Black Z Eddie .'s picture

"Marcia, Marcia, Marcia"

:)

Deleted Account's picture

For the normal photographer they are all the same. I still use my old Nikon AF-D 50mm f/1.8. It is super sharp, has no distortion, is tiny, weighs nothing and costs less than $100 used. I dare say that at f/1.8 you won't see much difference in performance from the more sophisticated lenses in the video.
I enjoyed the video. It is well done. I like the side by side style of comparison. He has a pleasant voice.

Stuart C's picture

He is a vicar by trade so the pleasant voice is probably number one on his CV:)

Roger Melen's picture

I have always enjoyed the detailed in his reviews. I see with my own eyes his charts and his comments make sense. He says he does not like what he calls the plastic feel of the Canon as being not as much to his liking as the older EF lens finishes. Not all plastics are cheap or worse for ruggedness and strength. I like the fell of new RF50f1.2 finish more than predecessors. I would not like the chroma issues of the Sony that he found. That is just me and love of the Canon colors. All three lenses are amazingly good and I would given all three tie scores overall and have no weighing to overall score for size, weight and feel. It is good to note them but these are personal preference quite distinct from IQ issues. Alternative have two overall scores with one just IQ issues and other include these preference issues. I have a smart phone that take very good pictures but I have $20K or more sunk in Canon to produce pictures that are of high IQ in taken demanding non repeating circumstances with outcomes of higher importance to me from a shooting event that I will choose to not trust to a smartphone or a point & shoot camera. The RF50mmf1.2 is clearly the best 50mm Canon has ever produced and 50mm is a very important focal length to me.

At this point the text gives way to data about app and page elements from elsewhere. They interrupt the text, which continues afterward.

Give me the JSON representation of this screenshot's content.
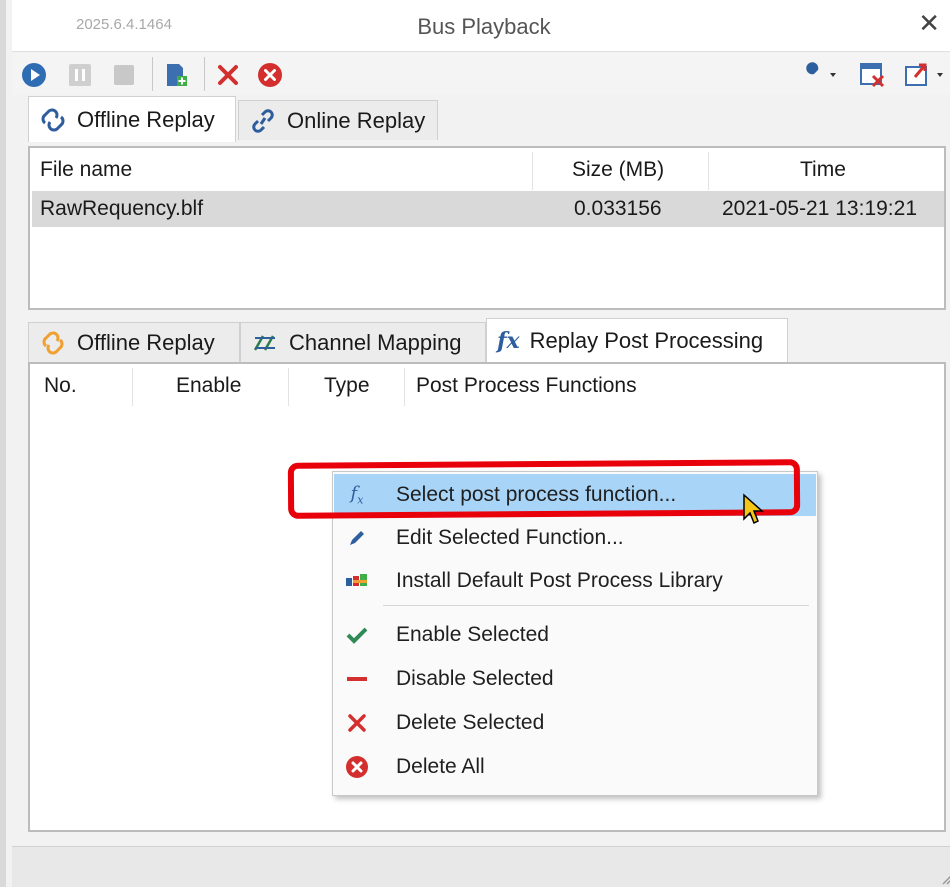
{
  "window": {
    "version": "2025.6.4.1464",
    "title": "Bus Playback",
    "close_glyph": "✕"
  },
  "toolbar": {
    "buttons": [
      "play-icon",
      "pause-icon",
      "stop-icon",
      "add-file-icon",
      "delete-icon",
      "delete-all-icon",
      "wrench-icon",
      "clear-window-icon",
      "export-icon"
    ]
  },
  "top_tabs": [
    {
      "label": "Offline Replay",
      "icon": "offline-replay-link-icon",
      "active": true
    },
    {
      "label": "Online Replay",
      "icon": "online-replay-link-icon",
      "active": false
    }
  ],
  "file_table": {
    "headers": [
      "File name",
      "Size (MB)",
      "Time"
    ],
    "rows": [
      {
        "name": "RawRequency.blf",
        "size": "0.033156",
        "time": "2021-05-21 13:19:21"
      }
    ]
  },
  "bottom_tabs": [
    {
      "label": "Offline Replay",
      "icon": "offline-replay-icon"
    },
    {
      "label": "Channel Mapping",
      "icon": "channel-mapping-icon"
    },
    {
      "label": "Replay Post Processing",
      "icon": "fx-icon",
      "active": true
    }
  ],
  "post_table": {
    "headers": [
      "No.",
      "Enable",
      "Type",
      "Post Process Functions"
    ]
  },
  "context_menu": {
    "items": [
      {
        "label": "Select post process function...",
        "icon": "fx-icon"
      },
      {
        "label": "Edit Selected Function...",
        "icon": "pencil-icon"
      },
      {
        "label": "Install Default Post Process Library",
        "icon": "library-icon"
      },
      {
        "label": "Enable Selected",
        "icon": "checkmark-icon"
      },
      {
        "label": "Disable Selected",
        "icon": "minus-icon"
      },
      {
        "label": "Delete Selected",
        "icon": "delete-x-icon"
      },
      {
        "label": "Delete All",
        "icon": "delete-all-circle-icon"
      }
    ]
  },
  "colors": {
    "highlight": "#a8d4f8",
    "annotation_red": "#e8000b",
    "play_blue": "#2e6db4",
    "delete_red": "#d32f2f"
  }
}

Stuart C's picture

I mainly like his reviews but his massive disparity when testing the Fuji and Sony 16-55 lenses was poor, it was obvious from the outset that he has a strong bias towards the Sony lens but ignores its massive caveats, whereas he went in both barrels on the Fuji one, basically calling it no better than the kit lens.

Bjarne Solvik's picture

I think comparing these lenses are pointless use of energy. They all are more then sufficient.

But funny he think Sony makes the bests lens. Also the smallest? I wonder if that is due to the small size of the mount? Smaller mount=smaller, cheaper and better lenses? :)

Robert Molan's picture

Actually the reverse is true smaller mounts tend to have more limitations when designing lenses, which is why nikon moved to a new large mount for its mirrorless system. It’s a pointless comparison, sometimes i want a particular look in an image and a clinically sharp lens is not always ‘best’. Best on paper perhaps but a photograph is more than clinical sharpness.

Bjarne Solvik's picture

It’s a joke referring to the new Nikon mount. It was claimed Sony mount was to small, and Nikon would be able to make better lenses. Still the new GM is smaller then Nikons offering, and as good. Just goes to show the argument about mount size is not valid. Pardon me if it was not obvious I was joking.

Roger Cozine's picture

This comparison would be far more valid if every camera brand was represented. There's no Fuji, OM Systems, Panasonic...ect. Nor is there any legit proof that one lens is better than the other. Furthermore, the "best" lens is usually never the sharpest, or handles flare the best, or has minimal distortion. The best lens generally has the most unique character that sets it apart from the others. All in all, this topic is purely subjective as each lens will display differently based on which camera sensor its paired with.

David Harrison's picture

Leica, obviously.

Tom Bryant's picture

Hmmm. My $90 Canon 50mm f/1.8 "nifty fifty" is small, light, and in it's center, and f/4 and below, pretty much indistinguishable from these $2000+ monsters, especially hand held, with a 20Megapixel sensor (e.g. my 6D). On my 50megapixel 5Ds, on a tripod, there is a small but visible difference between the nifty 50 and a Sigma 50mm f/1.4 Art. Each lens has its place.